TEHRAN, Iran – A detained Iranian-American academic accused of conspiring against the government was freed on bail Tuesday from the Tehran prison where she had been jailed since early May, a top judiciary official said.
Haleh Esfandiari, director of the Middle East program at the Woodrow Wilson International Center for Scholars, has been jailed largely incommunicado at Tehran's Evin prison on charges of acting against national security.
Mohammad Shadabi, an official at the Tehran prosecutor's office, told The Associated Press she was freed on $333,000 bail. Shadabi said he could not say whether Esfandiari would be allowed to leave Iran.
Earlier, Esfandiari's husband said her mother used the deed to her Tehran apartment to post bail.
"I feel extremely good. It has been a very anxious several months. Now we hope she will not only be released from prison but allowed to come back home," the husband, Shaul Bakhash, said from his home in Potomac, Md.
Esfandiari was expected to return to her mother's home, Bakhash said.
"I feel extremely good. It has been a very anxious several months. Now we hope she will not only be released from prison but allowed to come back home," Bakhash said from his home in Potomac, Maryland.
Bakhash did not know the terms of her bail.
Esfandiari's troubles in Iran began when three masked men holding knives threatened to kill her on Dec. 30 as she was her way to the Tehran airport after visiting her 93-year-old mother, the Wilson Center said. They took her baggage, including her U.S. and Iranian passports, the center said.
For several weeks, she was interrogated by authorities for up to eight hours a day, according to the center. Most of the questioning focused on the activities of the Middle East Program at the Wilson Center.
Iran confirmed in mid-May that it was detaining Esfandiari and charged her later that month. The only contact her family has had with her since her arrest have been short phone calls to her mother from prison.
Earlier this month, Iranian authorities said they have concluded an investigations into Esfandiari, and Kian Tajbakhsh, another detained Iranian-American also accused of conspiring against the country's security.
At the time, no decision had been made on whether they will be put on trial.
The Evin prison is notorious for its harsh conditions for political prisoners. Esfandiari's husband and the Wilson Center have said she was not permitted to speak to lawyers.

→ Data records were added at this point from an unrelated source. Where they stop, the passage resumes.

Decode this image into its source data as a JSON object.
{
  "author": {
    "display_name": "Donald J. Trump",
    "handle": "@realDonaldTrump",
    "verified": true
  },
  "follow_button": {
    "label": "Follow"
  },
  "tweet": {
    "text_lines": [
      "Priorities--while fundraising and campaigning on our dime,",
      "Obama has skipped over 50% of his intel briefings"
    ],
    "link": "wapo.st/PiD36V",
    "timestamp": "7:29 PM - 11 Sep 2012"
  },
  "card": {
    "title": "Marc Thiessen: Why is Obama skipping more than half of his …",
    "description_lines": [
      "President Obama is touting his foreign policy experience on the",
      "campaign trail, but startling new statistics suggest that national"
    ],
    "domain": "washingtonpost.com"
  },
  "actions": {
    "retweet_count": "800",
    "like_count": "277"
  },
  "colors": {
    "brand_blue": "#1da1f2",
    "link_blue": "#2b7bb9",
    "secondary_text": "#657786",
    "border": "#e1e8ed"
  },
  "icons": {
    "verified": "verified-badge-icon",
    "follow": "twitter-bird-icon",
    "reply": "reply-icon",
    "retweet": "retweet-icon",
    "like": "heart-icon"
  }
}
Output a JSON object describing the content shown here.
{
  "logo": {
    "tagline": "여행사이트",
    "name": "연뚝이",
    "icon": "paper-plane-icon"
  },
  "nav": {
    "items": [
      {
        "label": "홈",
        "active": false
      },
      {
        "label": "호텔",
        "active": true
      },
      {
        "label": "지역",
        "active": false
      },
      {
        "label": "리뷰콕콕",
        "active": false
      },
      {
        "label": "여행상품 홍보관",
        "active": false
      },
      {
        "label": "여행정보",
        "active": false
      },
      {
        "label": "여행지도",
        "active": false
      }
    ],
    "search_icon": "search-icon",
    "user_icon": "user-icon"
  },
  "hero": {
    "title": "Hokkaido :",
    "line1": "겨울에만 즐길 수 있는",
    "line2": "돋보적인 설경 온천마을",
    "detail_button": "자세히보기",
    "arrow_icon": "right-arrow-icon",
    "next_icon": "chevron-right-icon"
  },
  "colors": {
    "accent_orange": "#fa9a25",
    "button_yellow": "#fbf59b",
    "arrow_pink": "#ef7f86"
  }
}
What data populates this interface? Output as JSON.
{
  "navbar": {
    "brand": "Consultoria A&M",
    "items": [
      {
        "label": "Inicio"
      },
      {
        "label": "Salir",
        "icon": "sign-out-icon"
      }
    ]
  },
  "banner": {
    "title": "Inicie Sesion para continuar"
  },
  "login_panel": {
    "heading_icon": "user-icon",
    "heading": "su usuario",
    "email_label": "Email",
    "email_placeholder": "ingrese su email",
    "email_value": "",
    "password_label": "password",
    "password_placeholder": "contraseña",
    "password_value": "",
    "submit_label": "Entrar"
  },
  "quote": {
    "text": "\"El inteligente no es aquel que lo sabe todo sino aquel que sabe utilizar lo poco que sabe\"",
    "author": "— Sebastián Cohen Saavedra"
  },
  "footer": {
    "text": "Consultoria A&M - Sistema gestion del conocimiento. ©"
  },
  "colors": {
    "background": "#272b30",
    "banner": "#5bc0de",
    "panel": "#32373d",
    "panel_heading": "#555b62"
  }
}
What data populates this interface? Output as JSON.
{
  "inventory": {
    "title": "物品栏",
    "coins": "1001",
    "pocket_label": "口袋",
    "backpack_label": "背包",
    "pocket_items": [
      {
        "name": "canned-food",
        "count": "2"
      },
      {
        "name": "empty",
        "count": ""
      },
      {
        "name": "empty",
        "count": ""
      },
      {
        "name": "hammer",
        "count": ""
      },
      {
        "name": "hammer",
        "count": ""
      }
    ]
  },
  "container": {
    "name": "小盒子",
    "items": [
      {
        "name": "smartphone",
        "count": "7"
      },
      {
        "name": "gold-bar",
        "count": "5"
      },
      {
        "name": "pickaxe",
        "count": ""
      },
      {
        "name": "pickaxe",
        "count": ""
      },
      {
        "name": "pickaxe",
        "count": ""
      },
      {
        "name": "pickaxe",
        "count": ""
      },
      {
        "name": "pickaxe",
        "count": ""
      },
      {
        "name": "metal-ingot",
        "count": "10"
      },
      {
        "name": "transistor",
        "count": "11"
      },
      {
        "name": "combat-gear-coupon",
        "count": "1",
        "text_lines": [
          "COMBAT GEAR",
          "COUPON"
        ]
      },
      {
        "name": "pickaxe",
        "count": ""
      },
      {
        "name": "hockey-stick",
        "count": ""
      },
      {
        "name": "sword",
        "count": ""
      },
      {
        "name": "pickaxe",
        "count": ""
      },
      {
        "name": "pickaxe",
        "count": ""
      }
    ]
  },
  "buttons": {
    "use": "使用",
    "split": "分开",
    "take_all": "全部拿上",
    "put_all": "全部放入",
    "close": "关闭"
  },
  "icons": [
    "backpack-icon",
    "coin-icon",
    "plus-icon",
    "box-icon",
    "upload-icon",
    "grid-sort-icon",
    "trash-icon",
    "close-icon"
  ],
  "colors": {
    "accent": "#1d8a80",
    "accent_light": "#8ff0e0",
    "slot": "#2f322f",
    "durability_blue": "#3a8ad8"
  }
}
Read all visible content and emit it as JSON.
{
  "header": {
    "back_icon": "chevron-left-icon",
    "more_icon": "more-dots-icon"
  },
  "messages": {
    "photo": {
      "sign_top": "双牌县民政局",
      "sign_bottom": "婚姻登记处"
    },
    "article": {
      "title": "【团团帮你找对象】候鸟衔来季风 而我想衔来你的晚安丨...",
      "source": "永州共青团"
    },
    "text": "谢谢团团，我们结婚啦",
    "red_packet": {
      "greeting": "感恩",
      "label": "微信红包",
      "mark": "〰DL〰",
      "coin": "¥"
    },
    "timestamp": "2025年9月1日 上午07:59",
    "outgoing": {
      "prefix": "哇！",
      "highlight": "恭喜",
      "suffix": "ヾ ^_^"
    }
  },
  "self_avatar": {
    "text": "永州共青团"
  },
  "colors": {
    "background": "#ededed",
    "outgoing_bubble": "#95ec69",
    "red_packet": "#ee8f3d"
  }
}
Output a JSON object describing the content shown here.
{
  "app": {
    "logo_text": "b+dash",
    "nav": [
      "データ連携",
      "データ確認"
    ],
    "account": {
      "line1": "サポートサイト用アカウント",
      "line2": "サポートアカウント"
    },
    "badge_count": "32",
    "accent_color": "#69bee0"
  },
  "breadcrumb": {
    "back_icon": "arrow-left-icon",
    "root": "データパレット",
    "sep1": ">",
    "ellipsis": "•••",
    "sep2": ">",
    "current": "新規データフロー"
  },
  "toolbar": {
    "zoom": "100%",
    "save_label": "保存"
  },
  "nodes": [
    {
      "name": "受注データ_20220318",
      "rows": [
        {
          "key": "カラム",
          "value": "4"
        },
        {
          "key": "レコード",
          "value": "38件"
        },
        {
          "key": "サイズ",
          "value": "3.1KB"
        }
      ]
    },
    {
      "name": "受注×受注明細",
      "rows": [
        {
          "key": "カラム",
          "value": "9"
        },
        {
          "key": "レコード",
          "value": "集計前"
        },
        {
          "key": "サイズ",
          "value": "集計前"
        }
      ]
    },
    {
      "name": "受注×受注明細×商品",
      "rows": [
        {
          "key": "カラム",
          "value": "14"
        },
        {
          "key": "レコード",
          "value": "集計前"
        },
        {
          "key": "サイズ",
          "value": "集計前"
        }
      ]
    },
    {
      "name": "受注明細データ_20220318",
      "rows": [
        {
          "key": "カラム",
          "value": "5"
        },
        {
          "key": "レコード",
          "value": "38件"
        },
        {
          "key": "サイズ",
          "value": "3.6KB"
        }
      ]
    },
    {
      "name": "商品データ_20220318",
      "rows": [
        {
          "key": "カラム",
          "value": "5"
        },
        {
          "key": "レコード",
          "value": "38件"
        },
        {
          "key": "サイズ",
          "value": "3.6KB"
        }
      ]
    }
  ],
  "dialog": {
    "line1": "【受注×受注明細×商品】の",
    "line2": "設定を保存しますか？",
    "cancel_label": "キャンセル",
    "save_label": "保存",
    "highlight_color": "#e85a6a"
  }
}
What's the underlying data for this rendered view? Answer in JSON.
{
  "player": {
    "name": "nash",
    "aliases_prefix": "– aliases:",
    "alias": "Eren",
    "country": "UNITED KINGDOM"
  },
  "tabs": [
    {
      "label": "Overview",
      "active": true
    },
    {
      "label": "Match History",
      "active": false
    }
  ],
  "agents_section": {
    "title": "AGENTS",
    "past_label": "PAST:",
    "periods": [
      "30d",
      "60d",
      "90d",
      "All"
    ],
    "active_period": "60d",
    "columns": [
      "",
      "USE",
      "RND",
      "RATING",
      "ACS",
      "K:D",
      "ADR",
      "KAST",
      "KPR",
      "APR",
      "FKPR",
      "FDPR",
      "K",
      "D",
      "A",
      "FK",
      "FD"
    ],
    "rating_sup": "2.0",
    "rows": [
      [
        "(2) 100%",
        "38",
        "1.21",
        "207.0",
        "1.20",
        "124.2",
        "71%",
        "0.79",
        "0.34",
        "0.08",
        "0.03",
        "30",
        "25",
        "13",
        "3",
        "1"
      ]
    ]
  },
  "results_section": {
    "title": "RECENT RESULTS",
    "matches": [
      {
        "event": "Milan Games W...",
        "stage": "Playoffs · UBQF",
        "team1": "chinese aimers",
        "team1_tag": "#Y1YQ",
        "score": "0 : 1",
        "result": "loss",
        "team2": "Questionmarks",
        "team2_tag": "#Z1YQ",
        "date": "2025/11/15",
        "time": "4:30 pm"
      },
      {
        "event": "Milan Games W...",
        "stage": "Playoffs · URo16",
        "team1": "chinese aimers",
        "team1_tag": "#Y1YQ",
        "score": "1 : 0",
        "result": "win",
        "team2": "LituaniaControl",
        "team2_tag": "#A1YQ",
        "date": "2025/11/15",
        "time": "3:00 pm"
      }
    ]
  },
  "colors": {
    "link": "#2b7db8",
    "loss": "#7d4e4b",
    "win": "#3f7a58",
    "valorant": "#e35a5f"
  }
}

Last month, Iranian public television broadcast video in which Esfandiari said a network of foreign activists was trying to destabilize Iran and bring about "essential" social change. The video also featured Tajbakhsh, an urban planning consultant with the Soros Foundation's Open Society Institute.
Both the Wilson Center and the New York-based Open Society Institute have criticized the Iranian government for the broadcast and dismissed the statements as "coerced."
Two other Iranian-Americans also face security-related charges: Parnaz Azima, a journalist for U.S.-funded Radio Farda, and Ali Shakeri, a founding board member of the Center for Citizen Peacebuilding at the University of California, Irvine. Shakeri is in prison, while Azima is free but barred from leaving Iran.
Family members, colleagues and employers of all the detained have consistently denied the allegations.
Apart from Esfandiari's case, there was no news Tuesday on any developments in those of the other three Iranian-Americans.
The detentions have become another point of contention in the tensions between the U.S. and Iran, joining Washington's accusations that Iran arms Shiite Muslim militants in Iraq, fuels unrest in Lebanon and seeks to develop nuclear weapons. Tehran denies those claims, and blames Washington for Iraq's instability.
The Iranian Intelligence Ministry has accused Esfandiari and her organization of trying to set up networks of Iranians with the ultimate goal of creating a "soft revolution" in Iran, along the lines of the revolutions that ended communist rule in eastern Europe.
The Wilson Center is a nonpartisan institution established by Congress in 1968 and funded through private and public funds, according to its Web site. Its Middle East program focuses on several areas, including "analysis of internal domestic and social developments in Iran; the aspiration of the younger generation for reform and expansion of individual liberties," according to the site.